Secured and/or Unsecured Personal Loans
Interest rates on credit cards tend to be higher than those for overdrafts and personal loans. If, however, you were to clear the full balance outstanding on your credit card by the due date, then no interest would be payable, which would make it cheaper than using your overdraft facility. If you make a cash withdrawal with a credit card, the interest rate is normally significantly higher than if you used your card at the retailer to buy an item. You also pay a cash handling charge to the credit-card company, which would not be the case if you took cash out of your bank account.
How about you all? What options do you currently or have you used in the past to borrow money? How was your experience with it? Did you have trouble paying off the balance in a timely fashion, or did it go pretty smoothly?
In your experience, has paying off debt been a bigger priority so far in life than saving for retirement?
Share your experiences by commenting below!
Jacob’s Thoughts – Listed below are my random thoughts as I was reading this article.
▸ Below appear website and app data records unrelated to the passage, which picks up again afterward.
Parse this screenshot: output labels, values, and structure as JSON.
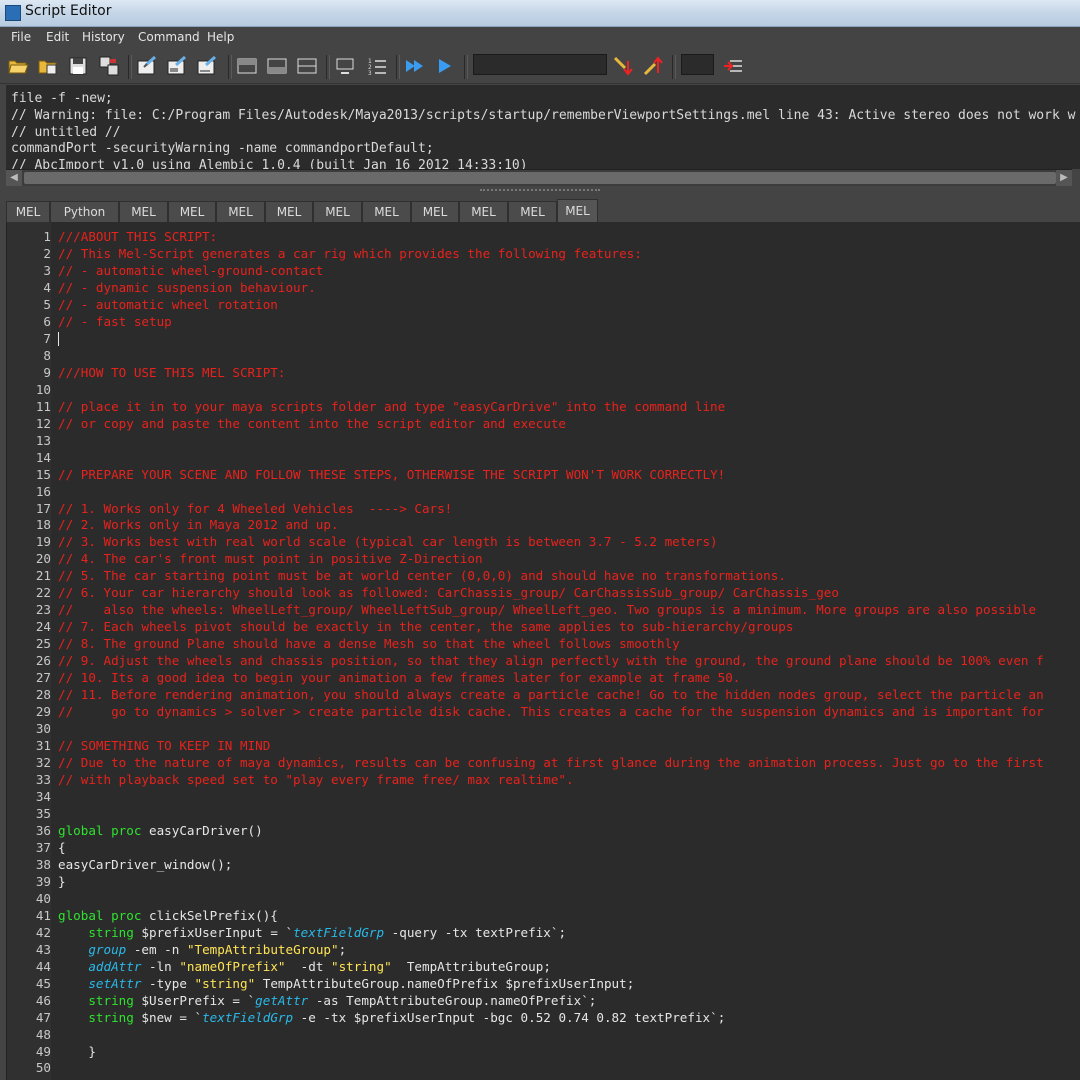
{
  "window": {
    "title": "Script Editor"
  },
  "menu": [
    "File",
    "Edit",
    "History",
    "Command",
    "Help"
  ],
  "toolbar_icons": [
    "open-script-icon",
    "source-script-icon",
    "save-script-icon",
    "save-to-shelf-icon",
    "clear-history-icon",
    "clear-input-icon",
    "clear-all-icon",
    "show-history-icon",
    "show-input-icon",
    "show-both-icon",
    "echo-all-commands-icon",
    "show-line-numbers-icon",
    "execute-all-icon",
    "execute-icon",
    "search-down-icon",
    "search-up-icon",
    "goto-line-icon"
  ],
  "history_lines": [
    "file -f -new;",
    "// Warning: file: C:/Program Files/Autodesk/Maya2013/scripts/startup/rememberViewportSettings.mel line 43: Active stereo does not work w",
    "// untitled //",
    "commandPort -securityWarning -name commandportDefault;",
    "// AbcImport v1.0 using Alembic 1.0.4 (built Jan 16 2012 14:33:10)"
  ],
  "tabs": [
    "MEL",
    "Python",
    "MEL",
    "MEL",
    "MEL",
    "MEL",
    "MEL",
    "MEL",
    "MEL",
    "MEL",
    "MEL",
    "MEL"
  ],
  "active_tab_index": 11,
  "code_lines": [
    {
      "n": "1",
      "parts": [
        {
          "c": "comment",
          "t": "///ABOUT THIS SCRIPT:"
        }
      ]
    },
    {
      "n": "2",
      "parts": [
        {
          "c": "comment",
          "t": "// This Mel-Script generates a car rig which provides the following features:"
        }
      ]
    },
    {
      "n": "3",
      "parts": [
        {
          "c": "comment",
          "t": "// - automatic wheel-ground-contact"
        }
      ]
    },
    {
      "n": "4",
      "parts": [
        {
          "c": "comment",
          "t": "// - dynamic suspension behaviour."
        }
      ]
    },
    {
      "n": "5",
      "parts": [
        {
          "c": "comment",
          "t": "// - automatic wheel rotation"
        }
      ]
    },
    {
      "n": "6",
      "parts": [
        {
          "c": "comment",
          "t": "// - fast setup"
        }
      ]
    },
    {
      "n": "7",
      "parts": [],
      "caret": true
    },
    {
      "n": "8",
      "parts": []
    },
    {
      "n": "9",
      "parts": [
        {
          "c": "comment",
          "t": "///HOW TO USE THIS MEL SCRIPT:"
        }
      ]
    },
    {
      "n": "10",
      "parts": []
    },
    {
      "n": "11",
      "parts": [
        {
          "c": "comment",
          "t": "// place it in to your maya scripts folder and type \"easyCarDrive\" into the command line"
        }
      ]
    },
    {
      "n": "12",
      "parts": [
        {
          "c": "comment",
          "t": "// or copy and paste the content into the script editor and execute"
        }
      ]
    },
    {
      "n": "13",
      "parts": []
    },
    {
      "n": "14",
      "parts": []
    },
    {
      "n": "15",
      "parts": [
        {
          "c": "comment",
          "t": "// PREPARE YOUR SCENE AND FOLLOW THESE STEPS, OTHERWISE THE SCRIPT WON'T WORK CORRECTLY!"
        }
      ]
    },
    {
      "n": "16",
      "parts": []
    },
    {
      "n": "17",
      "parts": [
        {
          "c": "comment",
          "t": "// 1. Works only for 4 Wheeled Vehicles  ----> Cars!"
        }
      ]
    },
    {
      "n": "18",
      "parts": [
        {
          "c": "comment",
          "t": "// 2. Works only in Maya 2012 and up."
        }
      ]
    },
    {
      "n": "19",
      "parts": [
        {
          "c": "comment",
          "t": "// 3. Works best with real world scale (typical car length is between 3.7 - 5.2 meters)"
        }
      ]
    },
    {
      "n": "20",
      "parts": [
        {
          "c": "comment",
          "t": "// 4. The car's front must point in positive Z-Direction"
        }
      ]
    },
    {
      "n": "21",
      "parts": [
        {
          "c": "comment",
          "t": "// 5. The car starting point must be at world center (0,0,0) and should have no transformations."
        }
      ]
    },
    {
      "n": "22",
      "parts": [
        {
          "c": "comment",
          "t": "// 6. Your car hierarchy should look as followed: CarChassis_group/ CarChassisSub_group/ CarChassis_geo"
        }
      ]
    },
    {
      "n": "23",
      "parts": [
        {
          "c": "comment",
          "t": "//    also the wheels: WheelLeft_group/ WheelLeftSub_group/ WheelLeft_geo. Two groups is a minimum. More groups are also possible"
        }
      ]
    },
    {
      "n": "24",
      "parts": [
        {
          "c": "comment",
          "t": "// 7. Each wheels pivot should be exactly in the center, the same applies to sub-hierarchy/groups"
        }
      ]
    },
    {
      "n": "25",
      "parts": [
        {
          "c": "comment",
          "t": "// 8. The ground Plane should have a dense Mesh so that the wheel follows smoothly"
        }
      ]
    },
    {
      "n": "26",
      "parts": [
        {
          "c": "comment",
          "t": "// 9. Adjust the wheels and chassis position, so that they align perfectly with the ground, the ground plane should be 100% even f"
        }
      ]
    },
    {
      "n": "27",
      "parts": [
        {
          "c": "comment",
          "t": "// 10. Its a good idea to begin your animation a few frames later for example at frame 50."
        }
      ]
    },
    {
      "n": "28",
      "parts": [
        {
          "c": "comment",
          "t": "// 11. Before rendering animation, you should always create a particle cache! Go to the hidden nodes group, select the particle an"
        }
      ]
    },
    {
      "n": "29",
      "parts": [
        {
          "c": "comment",
          "t": "//     go to dynamics > solver > create particle disk cache. This creates a cache for the suspension dynamics and is important for"
        }
      ]
    },
    {
      "n": "30",
      "parts": []
    },
    {
      "n": "31",
      "parts": [
        {
          "c": "comment",
          "t": "// SOMETHING TO KEEP IN MIND"
        }
      ]
    },
    {
      "n": "32",
      "parts": [
        {
          "c": "comment",
          "t": "// Due to the nature of maya dynamics, results can be confusing at first glance during the animation process. Just go to the first"
        }
      ]
    },
    {
      "n": "33",
      "parts": [
        {
          "c": "comment",
          "t": "// with playback speed set to \"play every frame free/ max realtime\"."
        }
      ]
    },
    {
      "n": "34",
      "parts": []
    },
    {
      "n": "35",
      "parts": []
    },
    {
      "n": "36",
      "parts": [
        {
          "c": "kw",
          "t": "global proc"
        },
        {
          "c": "plain",
          "t": " easyCarDriver()"
        }
      ]
    },
    {
      "n": "37",
      "parts": [
        {
          "c": "plain",
          "t": "{"
        }
      ]
    },
    {
      "n": "38",
      "parts": [
        {
          "c": "plain",
          "t": "easyCarDriver_window();"
        }
      ]
    },
    {
      "n": "39",
      "parts": [
        {
          "c": "plain",
          "t": "}"
        }
      ]
    },
    {
      "n": "40",
      "parts": []
    },
    {
      "n": "41",
      "parts": [
        {
          "c": "kw",
          "t": "global proc"
        },
        {
          "c": "plain",
          "t": " clickSelPrefix(){"
        }
      ]
    },
    {
      "n": "42",
      "parts": [
        {
          "c": "plain",
          "t": "    "
        },
        {
          "c": "kw",
          "t": "string"
        },
        {
          "c": "plain",
          "t": " $prefixUserInput = `"
        },
        {
          "c": "fn",
          "t": "textFieldGrp"
        },
        {
          "c": "plain",
          "t": " -query -tx textPrefix`;"
        }
      ]
    },
    {
      "n": "43",
      "parts": [
        {
          "c": "plain",
          "t": "    "
        },
        {
          "c": "fn",
          "t": "group"
        },
        {
          "c": "plain",
          "t": " -em -n "
        },
        {
          "c": "str",
          "t": "\"TempAttributeGroup\""
        },
        {
          "c": "plain",
          "t": ";"
        }
      ]
    },
    {
      "n": "44",
      "parts": [
        {
          "c": "plain",
          "t": "    "
        },
        {
          "c": "fn",
          "t": "addAttr"
        },
        {
          "c": "plain",
          "t": " -ln "
        },
        {
          "c": "str",
          "t": "\"nameOfPrefix\""
        },
        {
          "c": "plain",
          "t": "  -dt "
        },
        {
          "c": "str",
          "t": "\"string\""
        },
        {
          "c": "plain",
          "t": "  TempAttributeGroup;"
        }
      ]
    },
    {
      "n": "45",
      "parts": [
        {
          "c": "plain",
          "t": "    "
        },
        {
          "c": "fn",
          "t": "setAttr"
        },
        {
          "c": "plain",
          "t": " -type "
        },
        {
          "c": "str",
          "t": "\"string\""
        },
        {
          "c": "plain",
          "t": " TempAttributeGroup.nameOfPrefix $prefixUserInput;"
        }
      ]
    },
    {
      "n": "46",
      "parts": [
        {
          "c": "plain",
          "t": "    "
        },
        {
          "c": "kw",
          "t": "string"
        },
        {
          "c": "plain",
          "t": " $UserPrefix = `"
        },
        {
          "c": "fn",
          "t": "getAttr"
        },
        {
          "c": "plain",
          "t": " -as TempAttributeGroup.nameOfPrefix`;"
        }
      ]
    },
    {
      "n": "47",
      "parts": [
        {
          "c": "plain",
          "t": "    "
        },
        {
          "c": "kw",
          "t": "string"
        },
        {
          "c": "plain",
          "t": " $new = `"
        },
        {
          "c": "fn",
          "t": "textFieldGrp"
        },
        {
          "c": "plain",
          "t": " -e -tx $prefixUserInput -bgc 0.52 0.74 0.82 textPrefix`;"
        }
      ]
    },
    {
      "n": "48",
      "parts": []
    },
    {
      "n": "49",
      "parts": [
        {
          "c": "plain",
          "t": "    }"
        }
      ]
    },
    {
      "n": "50",
      "parts": []
    }
  ]
}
- Overall, even though I am not the biggest fan of borrowing money/being in debt, I am also a realist and believe that since many people are short on money these days with no emergency reserves, it’s important to fully understand your options of where to obtain money if you truly need it.
- Personally, here’s my “mantra” on borrowing money that I feel people should shoot for in their personal finances: only borrow money (and pay interest on that money) in order to invest in and/or build appreciating assets.
- What this means is that in general, I believe that people should only borrow money to either:
- Invest in a businesses, and
- Invest in other assets that are able to increase in value over time.
- I would also say that borrowing money to go to a public university (NOT an unnecessarily expensive private college, which, in my opinion, doesn’t provide enough of a return on your money to make it worth the cost).
- All other expenditures should be handled through periodic savings, not through debt. Several examples of things that should not be funded through high interest rate debt are as follows:
- Cars (It’s now more complex to fully explain why car financing isn’t a perfect solution since many auto dealers are now offering 0% interest rate loans. As such, this will be the topic of a future post).
- So, described above is how I believe people should shoot for operating their personal finances and borrowing activities long term.
- However, I’ve learned in my dealings these past two years with blog readers and my friends that a lot of people in today’s economy either a) are already saddled with credit card and student debt and/or b) simply do not make enough money to save periodically in order to buy cars, furniture, or take vacations. Essentially, they feel that taking on more debt is their only choice.
- As you can imagine, in this case, things become more complicated.
- For some non-essential items like taking a vacation or buying furniture, there are options for spending much less money (taking a cheap vacation near-by or buying used furniture come to mind).
- However, for things like medical care or having an automobile to drive to work, these are essential items that are very difficult to do without in today’s society.
- So, all of this is to say that even though borrowing money is not ideal, it is important to know your options so that you can find the best deal. Just keep in mind that borrowing money should not be considered as “normal” in your life. It is only something to use in specific circumstances or when absolutely needed.
***Photo courtesy of http://images.cdn.fotopedia.com/flickr-3274955487-hd.jpg